## [Exercise aim]
Gather every line from the entries below that includes "CTRL".

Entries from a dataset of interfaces
Content starts

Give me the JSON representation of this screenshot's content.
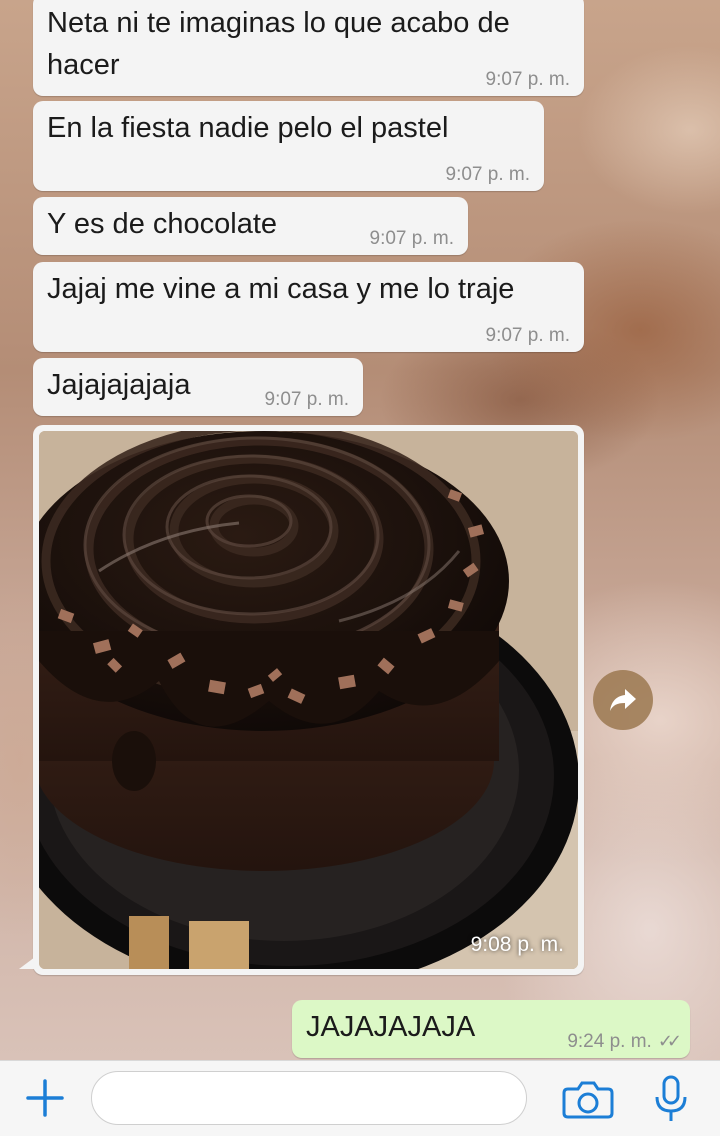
{
  "chat": {
    "messages": [
      {
        "text_line1": "Neta ni te imaginas lo que acabo de",
        "text_line2": "hacer",
        "time": "9:07 p. m."
      },
      {
        "text": "En la fiesta nadie pelo el pastel",
        "time": "9:07 p. m."
      },
      {
        "text": "Y es de chocolate",
        "time": "9:07 p. m."
      },
      {
        "text": "Jajaj me vine a mi casa y me lo traje",
        "time": "9:07 p. m."
      },
      {
        "text": "Jajajajajaja",
        "time": "9:07 p. m."
      }
    ],
    "image_message": {
      "time": "9:08 p. m.",
      "photo_icon": "chocolate-cake-photo",
      "share_icon": "share-arrow-icon"
    },
    "outgoing": {
      "text": "JAJAJAJAJA",
      "time": "9:24 p. m.",
      "status_icon": "double-check-icon",
      "ticks": "✓✓"
    }
  },
  "composer": {
    "placeholder": "",
    "icons": {
      "attach": "plus-icon",
      "camera": "camera-icon",
      "mic": "microphone-icon"
    }
  },
  "colors": {
    "incoming_bubble": "#f4f4f4",
    "outgoing_bubble": "#dcf8c6",
    "accent": "#1c7ed6"
  }
}
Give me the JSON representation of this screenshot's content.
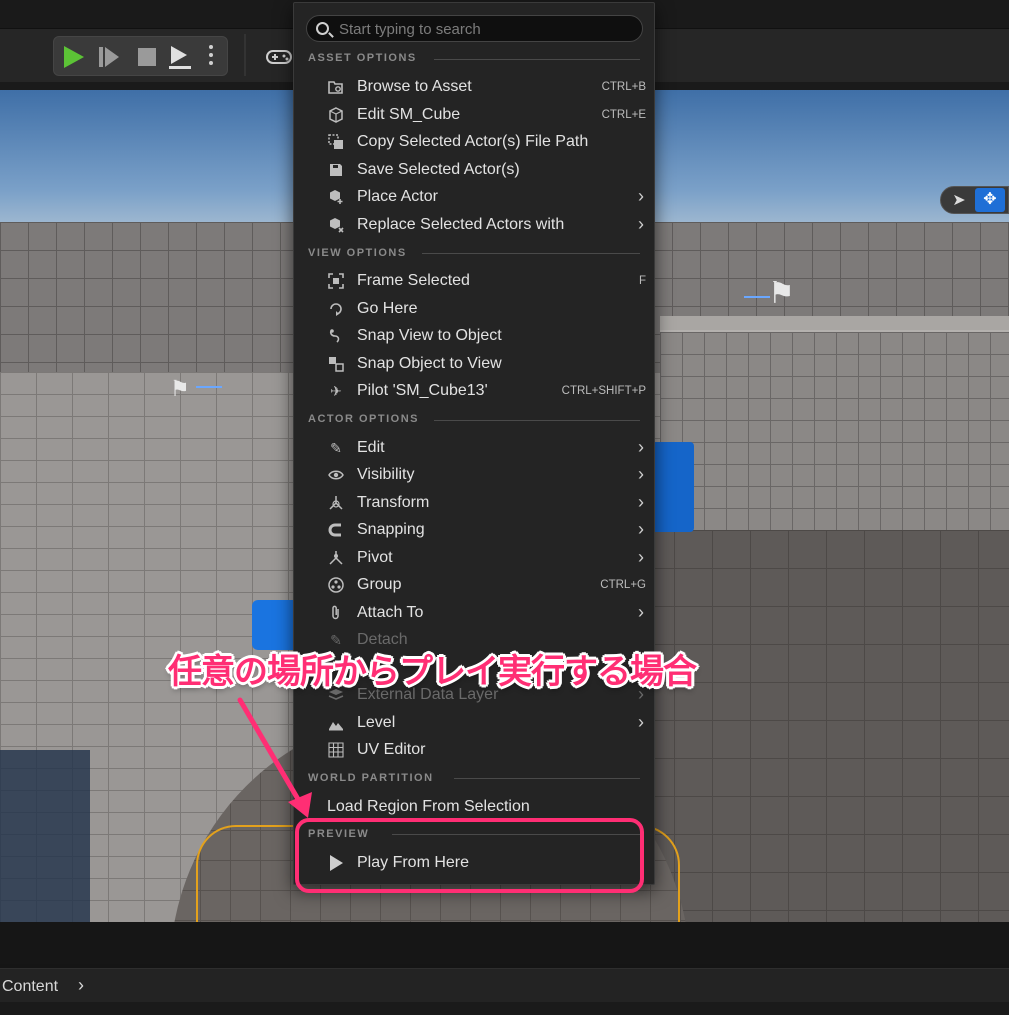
{
  "toolbar": {
    "play": "play-icon",
    "step": "step-icon",
    "stop": "stop-icon",
    "eject": "eject-icon",
    "more": "more-vertical-icon",
    "play_mode": "gamepad-icon"
  },
  "viewport": {
    "transform_select": "pointer-icon",
    "transform_move": "move-icon",
    "selection_color": "#e3a11c"
  },
  "context_menu": {
    "search": {
      "placeholder": "Start typing to search"
    },
    "sections": {
      "asset_options": "ASSET OPTIONS",
      "view_options": "VIEW OPTIONS",
      "actor_options": "ACTOR OPTIONS",
      "world_partition": "WORLD PARTITION",
      "preview": "PREVIEW"
    },
    "items": {
      "browse_to_asset": {
        "label": "Browse to Asset",
        "shortcut": "CTRL+B"
      },
      "edit_sm_cube": {
        "label": "Edit SM_Cube",
        "shortcut": "CTRL+E"
      },
      "copy_file_path": {
        "label": "Copy Selected Actor(s) File Path"
      },
      "save_selected": {
        "label": "Save Selected Actor(s)"
      },
      "place_actor": {
        "label": "Place Actor"
      },
      "replace_actors": {
        "label": "Replace Selected Actors with"
      },
      "frame_selected": {
        "label": "Frame Selected",
        "shortcut": "F"
      },
      "go_here": {
        "label": "Go Here"
      },
      "snap_view": {
        "label": "Snap View to Object"
      },
      "snap_object": {
        "label": "Snap Object to View"
      },
      "pilot": {
        "label": "Pilot 'SM_Cube13'",
        "shortcut": "CTRL+SHIFT+P"
      },
      "edit": {
        "label": "Edit"
      },
      "visibility": {
        "label": "Visibility"
      },
      "transform": {
        "label": "Transform"
      },
      "snapping": {
        "label": "Snapping"
      },
      "pivot": {
        "label": "Pivot"
      },
      "group": {
        "label": "Group",
        "shortcut": "CTRL+G"
      },
      "attach_to": {
        "label": "Attach To"
      },
      "detach": {
        "label": "Detach"
      },
      "external_data_layer": {
        "label": "External Data Layer"
      },
      "level": {
        "label": "Level"
      },
      "uv_editor": {
        "label": "UV Editor"
      },
      "load_region": {
        "label": "Load Region From Selection"
      },
      "play_from_here": {
        "label": "Play From Here"
      }
    }
  },
  "annotation": {
    "text": "任意の場所からプレイ実行する場合",
    "color": "#ff2e74"
  },
  "content_browser": {
    "label": "Content"
  },
  "colors": {
    "menu_bg": "#242424",
    "play_green": "#5cc336",
    "accent_blue": "#1f6fd6"
  }
}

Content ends

## [Solution to this task]
        "shortcut": "CTRL+B"
        "shortcut": "CTRL+E"
        "shortcut": "CTRL+SHIFT+P"
        "shortcut": "CTRL+G"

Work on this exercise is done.